Data for review.

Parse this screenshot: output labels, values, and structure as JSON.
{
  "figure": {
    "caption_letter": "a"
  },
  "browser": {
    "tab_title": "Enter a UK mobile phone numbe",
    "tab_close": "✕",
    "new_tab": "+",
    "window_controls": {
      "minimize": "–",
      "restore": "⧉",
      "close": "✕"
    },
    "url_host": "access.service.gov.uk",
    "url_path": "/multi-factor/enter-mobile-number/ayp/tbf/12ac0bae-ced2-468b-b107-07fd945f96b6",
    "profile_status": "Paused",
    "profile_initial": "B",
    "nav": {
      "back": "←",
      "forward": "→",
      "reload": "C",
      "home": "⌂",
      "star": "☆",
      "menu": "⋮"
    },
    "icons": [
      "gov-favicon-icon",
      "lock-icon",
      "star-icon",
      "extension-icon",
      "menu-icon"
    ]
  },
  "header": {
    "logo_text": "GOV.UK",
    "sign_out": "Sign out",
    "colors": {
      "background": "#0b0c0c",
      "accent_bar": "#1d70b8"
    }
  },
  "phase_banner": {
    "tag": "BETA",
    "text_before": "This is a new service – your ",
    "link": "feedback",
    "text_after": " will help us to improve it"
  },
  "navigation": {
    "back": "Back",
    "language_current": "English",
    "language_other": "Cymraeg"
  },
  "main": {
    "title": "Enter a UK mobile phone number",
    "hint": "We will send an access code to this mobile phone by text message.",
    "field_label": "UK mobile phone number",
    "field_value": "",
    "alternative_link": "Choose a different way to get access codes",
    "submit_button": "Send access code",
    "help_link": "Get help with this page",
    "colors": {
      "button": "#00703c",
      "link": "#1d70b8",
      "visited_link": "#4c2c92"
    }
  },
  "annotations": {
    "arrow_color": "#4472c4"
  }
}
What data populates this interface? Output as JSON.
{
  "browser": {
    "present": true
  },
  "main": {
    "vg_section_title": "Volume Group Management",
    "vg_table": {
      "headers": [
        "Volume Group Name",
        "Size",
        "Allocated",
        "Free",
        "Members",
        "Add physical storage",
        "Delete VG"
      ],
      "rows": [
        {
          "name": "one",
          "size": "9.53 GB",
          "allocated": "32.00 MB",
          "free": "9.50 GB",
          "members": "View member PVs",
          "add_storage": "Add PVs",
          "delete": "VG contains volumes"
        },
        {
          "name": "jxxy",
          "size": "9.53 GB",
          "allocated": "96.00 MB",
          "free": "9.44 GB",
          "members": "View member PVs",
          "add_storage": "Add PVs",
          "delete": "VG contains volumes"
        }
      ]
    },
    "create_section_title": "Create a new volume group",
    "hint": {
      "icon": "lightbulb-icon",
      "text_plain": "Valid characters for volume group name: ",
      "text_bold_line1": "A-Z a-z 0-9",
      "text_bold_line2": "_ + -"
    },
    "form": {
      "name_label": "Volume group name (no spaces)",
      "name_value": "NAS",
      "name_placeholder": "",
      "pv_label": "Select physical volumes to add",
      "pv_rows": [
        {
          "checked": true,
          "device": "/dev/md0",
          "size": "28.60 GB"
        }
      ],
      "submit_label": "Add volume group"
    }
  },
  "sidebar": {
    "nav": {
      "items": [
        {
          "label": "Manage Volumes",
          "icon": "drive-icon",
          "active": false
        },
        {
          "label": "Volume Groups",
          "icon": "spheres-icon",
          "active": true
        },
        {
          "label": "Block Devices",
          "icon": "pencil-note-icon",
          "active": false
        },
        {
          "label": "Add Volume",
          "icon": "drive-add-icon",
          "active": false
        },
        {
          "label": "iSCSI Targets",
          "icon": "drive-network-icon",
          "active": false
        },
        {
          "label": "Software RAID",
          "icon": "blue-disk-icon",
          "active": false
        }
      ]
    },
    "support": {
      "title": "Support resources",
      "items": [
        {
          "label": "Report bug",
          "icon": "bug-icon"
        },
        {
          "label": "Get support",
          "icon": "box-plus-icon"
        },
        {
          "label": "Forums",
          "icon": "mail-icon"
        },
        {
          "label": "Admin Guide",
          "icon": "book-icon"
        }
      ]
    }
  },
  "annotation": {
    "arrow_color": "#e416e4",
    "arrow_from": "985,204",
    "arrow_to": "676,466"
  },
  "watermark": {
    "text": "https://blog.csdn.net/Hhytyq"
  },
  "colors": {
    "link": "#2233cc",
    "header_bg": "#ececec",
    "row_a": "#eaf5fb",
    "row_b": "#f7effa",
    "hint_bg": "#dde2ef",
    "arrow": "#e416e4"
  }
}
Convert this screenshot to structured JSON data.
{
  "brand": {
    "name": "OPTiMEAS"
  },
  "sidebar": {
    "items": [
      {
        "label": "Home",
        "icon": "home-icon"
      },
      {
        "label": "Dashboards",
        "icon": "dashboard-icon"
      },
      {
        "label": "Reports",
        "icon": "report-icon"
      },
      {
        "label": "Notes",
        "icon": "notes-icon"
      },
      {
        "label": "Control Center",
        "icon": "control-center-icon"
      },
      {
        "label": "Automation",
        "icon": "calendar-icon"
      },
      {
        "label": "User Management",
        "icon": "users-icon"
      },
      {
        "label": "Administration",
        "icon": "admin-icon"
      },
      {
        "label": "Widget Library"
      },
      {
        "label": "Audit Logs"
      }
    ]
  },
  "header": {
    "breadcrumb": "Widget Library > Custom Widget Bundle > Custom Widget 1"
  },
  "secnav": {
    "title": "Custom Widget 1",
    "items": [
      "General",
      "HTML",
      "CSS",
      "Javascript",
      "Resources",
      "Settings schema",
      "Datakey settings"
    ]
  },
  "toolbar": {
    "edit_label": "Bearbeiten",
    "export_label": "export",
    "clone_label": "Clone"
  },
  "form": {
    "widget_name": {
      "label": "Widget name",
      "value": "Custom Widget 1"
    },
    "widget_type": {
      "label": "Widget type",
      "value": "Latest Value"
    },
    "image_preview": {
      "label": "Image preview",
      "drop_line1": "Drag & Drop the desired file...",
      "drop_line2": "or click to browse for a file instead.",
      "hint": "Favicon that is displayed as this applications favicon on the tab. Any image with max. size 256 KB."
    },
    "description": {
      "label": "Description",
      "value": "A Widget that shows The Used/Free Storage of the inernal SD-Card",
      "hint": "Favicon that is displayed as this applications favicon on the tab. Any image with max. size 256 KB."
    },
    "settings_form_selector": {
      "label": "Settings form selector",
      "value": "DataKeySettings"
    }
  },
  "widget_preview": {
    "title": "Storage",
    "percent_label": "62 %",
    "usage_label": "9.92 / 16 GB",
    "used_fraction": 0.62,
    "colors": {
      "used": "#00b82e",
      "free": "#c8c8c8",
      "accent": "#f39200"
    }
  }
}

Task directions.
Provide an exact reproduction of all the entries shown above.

The answer.
Parse this screenshot: output labels, values, and structure as JSON.
{
  "figure": {
    "caption_letter": "a"
  },
  "browser": {
    "tab_title": "Enter a UK mobile phone numbe",
    "tab_close": "✕",
    "new_tab": "+",
    "window_controls": {
      "minimize": "–",
      "restore": "⧉",
      "close": "✕"
    },
    "url_host": "access.service.gov.uk",
    "url_path": "/multi-factor/enter-mobile-number/ayp/tbf/12ac0bae-ced2-468b-b107-07fd945f96b6",
    "profile_status": "Paused",
    "profile_initial": "B",
    "nav": {
      "back": "←",
      "forward": "→",
      "reload": "C",
      "home": "⌂",
      "star": "☆",
      "menu": "⋮"
    },
    "icons": [
      "gov-favicon-icon",
      "lock-icon",
      "star-icon",
      "extension-icon",
      "menu-icon"
    ]
  },
  "header": {
    "logo_text": "GOV.UK",
    "sign_out": "Sign out",
    "colors": {
      "background": "#0b0c0c",
      "accent_bar": "#1d70b8"
    }
  },
  "phase_banner": {
    "tag": "BETA",
    "text_before": "This is a new service – your ",
    "link": "feedback",
    "text_after": " will help us to improve it"
  },
  "navigation": {
    "back": "Back",
    "language_current": "English",
    "language_other": "Cymraeg"
  },
  "main": {
    "title": "Enter a UK mobile phone number",
    "hint": "We will send an access code to this mobile phone by text message.",
    "field_label": "UK mobile phone number",
    "field_value": "",
    "alternative_link": "Choose a different way to get access codes",
    "submit_button": "Send access code",
    "help_link": "Get help with this page",
    "colors": {
      "button": "#00703c",
      "link": "#1d70b8",
      "visited_link": "#4c2c92"
    }
  },
  "annotations": {
    "arrow_color": "#4472c4"
  }
}
What data populates this interface? Output as JSON.
{
  "browser": {
    "present": true
  },
  "main": {
    "vg_section_title": "Volume Group Management",
    "vg_table": {
      "headers": [
        "Volume Group Name",
        "Size",
        "Allocated",
        "Free",
        "Members",
        "Add physical storage",
        "Delete VG"
      ],
      "rows": [
        {
          "name": "one",
          "size": "9.53 GB",
          "allocated": "32.00 MB",
          "free": "9.50 GB",
          "members": "View member PVs",
          "add_storage": "Add PVs",
          "delete": "VG contains volumes"
        },
        {
          "name": "jxxy",
          "size": "9.53 GB",
          "allocated": "96.00 MB",
          "free": "9.44 GB",
          "members": "View member PVs",
          "add_storage": "Add PVs",
          "delete": "VG contains volumes"
        }
      ]
    },
    "create_section_title": "Create a new volume group",
    "hint": {
      "icon": "lightbulb-icon",
      "text_plain": "Valid characters for volume group name: ",
      "text_bold_line1": "A-Z a-z 0-9",
      "text_bold_line2": "_ + -"
    },
    "form": {
      "name_label": "Volume group name (no spaces)",
      "name_value": "NAS",
      "name_placeholder": "",
      "pv_label": "Select physical volumes to add",
      "pv_rows": [
        {
          "checked": true,
          "device": "/dev/md0",
          "size": "28.60 GB"
        }
      ],
      "submit_label": "Add volume group"
    }
  },
  "sidebar": {
    "nav": {
      "items": [
        {
          "label": "Manage Volumes",
          "icon": "drive-icon",
          "active": false
        },
        {
          "label": "Volume Groups",
          "icon": "spheres-icon",
          "active": true
        },
        {
          "label": "Block Devices",
          "icon": "pencil-note-icon",
          "active": false
        },
        {
          "label": "Add Volume",
          "icon": "drive-add-icon",
          "active": false
        },
        {
          "label": "iSCSI Targets",
          "icon": "drive-network-icon",
          "active": false
        },
        {
          "label": "Software RAID",
          "icon": "blue-disk-icon",
          "active": false
        }
      ]
    },
    "support": {
      "title": "Support resources",
      "items": [
        {
          "label": "Report bug",
          "icon": "bug-icon"
        },
        {
          "label": "Get support",
          "icon": "box-plus-icon"
        },
        {
          "label": "Forums",
          "icon": "mail-icon"
        },
        {
          "label": "Admin Guide",
          "icon": "book-icon"
        }
      ]
    }
  },
  "annotation": {
    "arrow_color": "#e416e4",
    "arrow_from": "985,204",
    "arrow_to": "676,466"
  },
  "watermark": {
    "text": "https://blog.csdn.net/Hhytyq"
  },
  "colors": {
    "link": "#2233cc",
    "header_bg": "#ececec",
    "row_a": "#eaf5fb",
    "row_b": "#f7effa",
    "hint_bg": "#dde2ef",
    "arrow": "#e416e4"
  }
}
Convert this screenshot to structured JSON data.
{
  "brand": {
    "name": "OPTiMEAS"
  },
  "sidebar": {
    "items": [
      {
        "label": "Home",
        "icon": "home-icon"
      },
      {
        "label": "Dashboards",
        "icon": "dashboard-icon"
      },
      {
        "label": "Reports",
        "icon": "report-icon"
      },
      {
        "label": "Notes",
        "icon": "notes-icon"
      },
      {
        "label": "Control Center",
        "icon": "control-center-icon"
      },
      {
        "label": "Automation",
        "icon": "calendar-icon"
      },
      {
        "label": "User Management",
        "icon": "users-icon"
      },
      {
        "label": "Administration",
        "icon": "admin-icon"
      },
      {
        "label": "Widget Library"
      },
      {
        "label": "Audit Logs"
      }
    ]
  },
  "header": {
    "breadcrumb": "Widget Library > Custom Widget Bundle > Custom Widget 1"
  },
  "secnav": {
    "title": "Custom Widget 1",
    "items": [
      "General",
      "HTML",
      "CSS",
      "Javascript",
      "Resources",
      "Settings schema",
      "Datakey settings"
    ]
  },
  "toolbar": {
    "edit_label": "Bearbeiten",
    "export_label": "export",
    "clone_label": "Clone"
  },
  "form": {
    "widget_name": {
      "label": "Widget name",
      "value": "Custom Widget 1"
    },
    "widget_type": {
      "label": "Widget type",
      "value": "Latest Value"
    },
    "image_preview": {
      "label": "Image preview",
      "drop_line1": "Drag & Drop the desired file...",
      "drop_line2": "or click to browse for a file instead.",
      "hint": "Favicon that is displayed as this applications favicon on the tab. Any image with max. size 256 KB."
    },
    "description": {
      "label": "Description",
      "value": "A Widget that shows The Used/Free Storage of the inernal SD-Card",
      "hint": "Favicon that is displayed as this applications favicon on the tab. Any image with max. size 256 KB."
    },
    "settings_form_selector": {
      "label": "Settings form selector",
      "value": "DataKeySettings"
    }
  },
  "widget_preview": {
    "title": "Storage",
    "percent_label": "62 %",
    "usage_label": "9.92 / 16 GB",
    "used_fraction": 0.62,
    "colors": {
      "used": "#00b82e",
      "free": "#c8c8c8",
      "accent": "#f39200"
    }
  }
}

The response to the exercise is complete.